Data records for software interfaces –

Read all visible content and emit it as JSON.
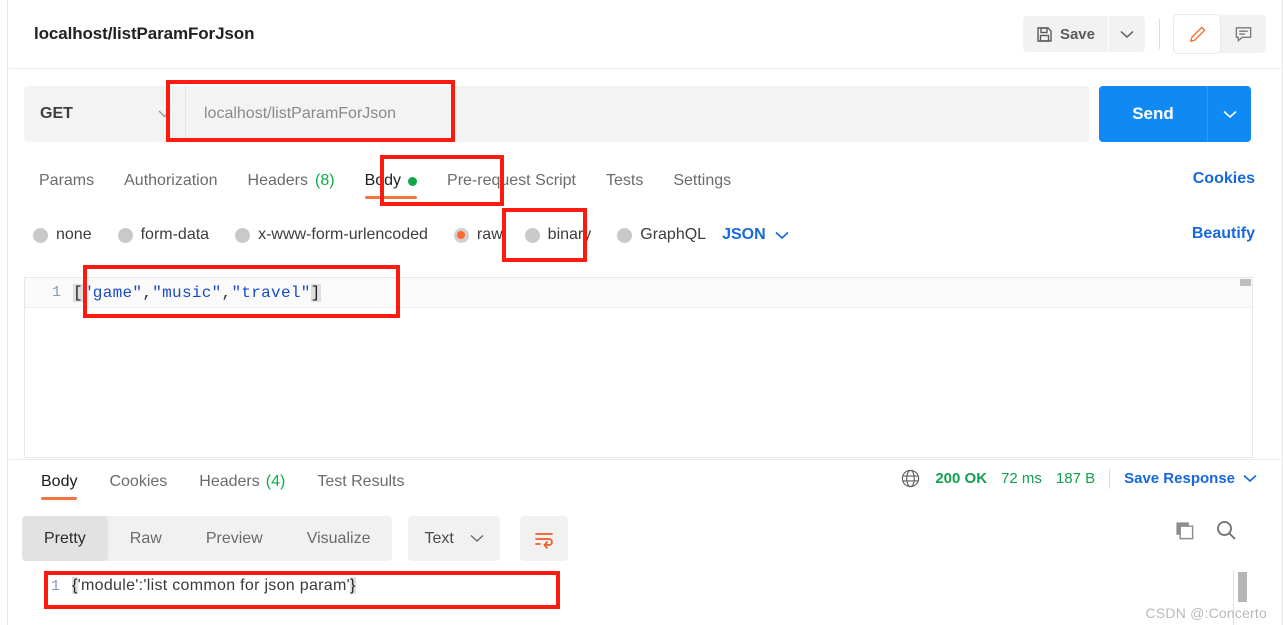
{
  "header": {
    "request_title": "localhost/listParamForJson",
    "save_label": "Save",
    "save_icon": "floppy-disk-icon",
    "save_caret_icon": "chevron-down-icon",
    "edit_icon": "pencil-icon",
    "comment_icon": "comment-icon"
  },
  "url_bar": {
    "method": "GET",
    "method_caret_icon": "chevron-down-icon",
    "url_value": "localhost/listParamForJson",
    "send_label": "Send",
    "send_caret_icon": "chevron-down-icon"
  },
  "request_tabs": {
    "items": [
      {
        "label": "Params",
        "count": "",
        "active": false
      },
      {
        "label": "Authorization",
        "count": "",
        "active": false
      },
      {
        "label": "Headers",
        "count": "(8)",
        "active": false
      },
      {
        "label": "Body",
        "count": "",
        "active": true,
        "dot": true
      },
      {
        "label": "Pre-request Script",
        "count": "",
        "active": false
      },
      {
        "label": "Tests",
        "count": "",
        "active": false
      },
      {
        "label": "Settings",
        "count": "",
        "active": false
      }
    ],
    "cookies_link": "Cookies"
  },
  "body_types": {
    "options": [
      {
        "label": "none",
        "selected": false
      },
      {
        "label": "form-data",
        "selected": false
      },
      {
        "label": "x-www-form-urlencoded",
        "selected": false
      },
      {
        "label": "raw",
        "selected": true
      },
      {
        "label": "binary",
        "selected": false
      },
      {
        "label": "GraphQL",
        "selected": false
      }
    ],
    "format": "JSON",
    "format_caret_icon": "chevron-down-icon",
    "beautify_link": "Beautify"
  },
  "request_editor": {
    "line_number": "1",
    "open_bracket": "[",
    "str1": "\"game\"",
    "comma1": ",",
    "str2": "\"music\"",
    "comma2": ",",
    "str3": "\"travel\"",
    "close_bracket": "]"
  },
  "response_tabs": {
    "items": [
      {
        "label": "Body",
        "count": "",
        "active": true
      },
      {
        "label": "Cookies",
        "count": "",
        "active": false
      },
      {
        "label": "Headers",
        "count": "(4)",
        "active": false
      },
      {
        "label": "Test Results",
        "count": "",
        "active": false
      }
    ]
  },
  "response_meta": {
    "globe_icon": "globe-icon",
    "status": "200 OK",
    "time": "72 ms",
    "size": "187 B",
    "save_response": "Save Response",
    "save_response_caret_icon": "chevron-down-icon"
  },
  "response_toolbar": {
    "views": [
      {
        "label": "Pretty",
        "active": true
      },
      {
        "label": "Raw",
        "active": false
      },
      {
        "label": "Preview",
        "active": false
      },
      {
        "label": "Visualize",
        "active": false
      }
    ],
    "format": "Text",
    "format_caret_icon": "chevron-down-icon",
    "wrap_icon": "wrap-text-icon",
    "copy_icon": "copy-icon",
    "search_icon": "search-icon"
  },
  "response_body": {
    "line_number": "1",
    "open_brace": "{",
    "content": "'module':'list common for json param'",
    "close_brace": "}"
  },
  "watermark": "CSDN @:Concerto",
  "colors": {
    "accent_orange": "#f07542",
    "link_blue": "#1668dc",
    "send_blue": "#0f8af5",
    "status_green": "#12a150",
    "annotation_red": "#fc1a11"
  }
}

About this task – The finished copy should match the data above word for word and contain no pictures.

Solution to this exercise –
Read all visible content and emit it as JSON.
{
  "header": {
    "request_title": "localhost/listParamForJson",
    "save_label": "Save",
    "save_icon": "floppy-disk-icon",
    "save_caret_icon": "chevron-down-icon",
    "edit_icon": "pencil-icon",
    "comment_icon": "comment-icon"
  },
  "url_bar": {
    "method": "GET",
    "method_caret_icon": "chevron-down-icon",
    "url_value": "localhost/listParamForJson",
    "send_label": "Send",
    "send_caret_icon": "chevron-down-icon"
  },
  "request_tabs": {
    "items": [
      {
        "label": "Params",
        "count": "",
        "active": false
      },
      {
        "label": "Authorization",
        "count": "",
        "active": false
      },
      {
        "label": "Headers",
        "count": "(8)",
        "active": false
      },
      {
        "label": "Body",
        "count": "",
        "active": true,
        "dot": true
      },
      {
        "label": "Pre-request Script",
        "count": "",
        "active": false
      },
      {
        "label": "Tests",
        "count": "",
        "active": false
      },
      {
        "label": "Settings",
        "count": "",
        "active": false
      }
    ],
    "cookies_link": "Cookies"
  },
  "body_types": {
    "options": [
      {
        "label": "none",
        "selected": false
      },
      {
        "label": "form-data",
        "selected": false
      },
      {
        "label": "x-www-form-urlencoded",
        "selected": false
      },
      {
        "label": "raw",
        "selected": true
      },
      {
        "label": "binary",
        "selected": false
      },
      {
        "label": "GraphQL",
        "selected": false
      }
    ],
    "format": "JSON",
    "format_caret_icon": "chevron-down-icon",
    "beautify_link": "Beautify"
  },
  "request_editor": {
    "line_number": "1",
    "open_bracket": "[",
    "str1": "\"game\"",
    "comma1": ",",
    "str2": "\"music\"",
    "comma2": ",",
    "str3": "\"travel\"",
    "close_bracket": "]"
  },
  "response_tabs": {
    "items": [
      {
        "label": "Body",
        "count": "",
        "active": true
      },
      {
        "label": "Cookies",
        "count": "",
        "active": false
      },
      {
        "label": "Headers",
        "count": "(4)",
        "active": false
      },
      {
        "label": "Test Results",
        "count": "",
        "active": false
      }
    ]
  },
  "response_meta": {
    "globe_icon": "globe-icon",
    "status": "200 OK",
    "time": "72 ms",
    "size": "187 B",
    "save_response": "Save Response",
    "save_response_caret_icon": "chevron-down-icon"
  },
  "response_toolbar": {
    "views": [
      {
        "label": "Pretty",
        "active": true
      },
      {
        "label": "Raw",
        "active": false
      },
      {
        "label": "Preview",
        "active": false
      },
      {
        "label": "Visualize",
        "active": false
      }
    ],
    "format": "Text",
    "format_caret_icon": "chevron-down-icon",
    "wrap_icon": "wrap-text-icon",
    "copy_icon": "copy-icon",
    "search_icon": "search-icon"
  },
  "response_body": {
    "line_number": "1",
    "open_brace": "{",
    "content": "'module':'list common for json param'",
    "close_brace": "}"
  },
  "watermark": "CSDN @:Concerto",
  "colors": {
    "accent_orange": "#f07542",
    "link_blue": "#1668dc",
    "send_blue": "#0f8af5",
    "status_green": "#12a150",
    "annotation_red": "#fc1a11"
  }
}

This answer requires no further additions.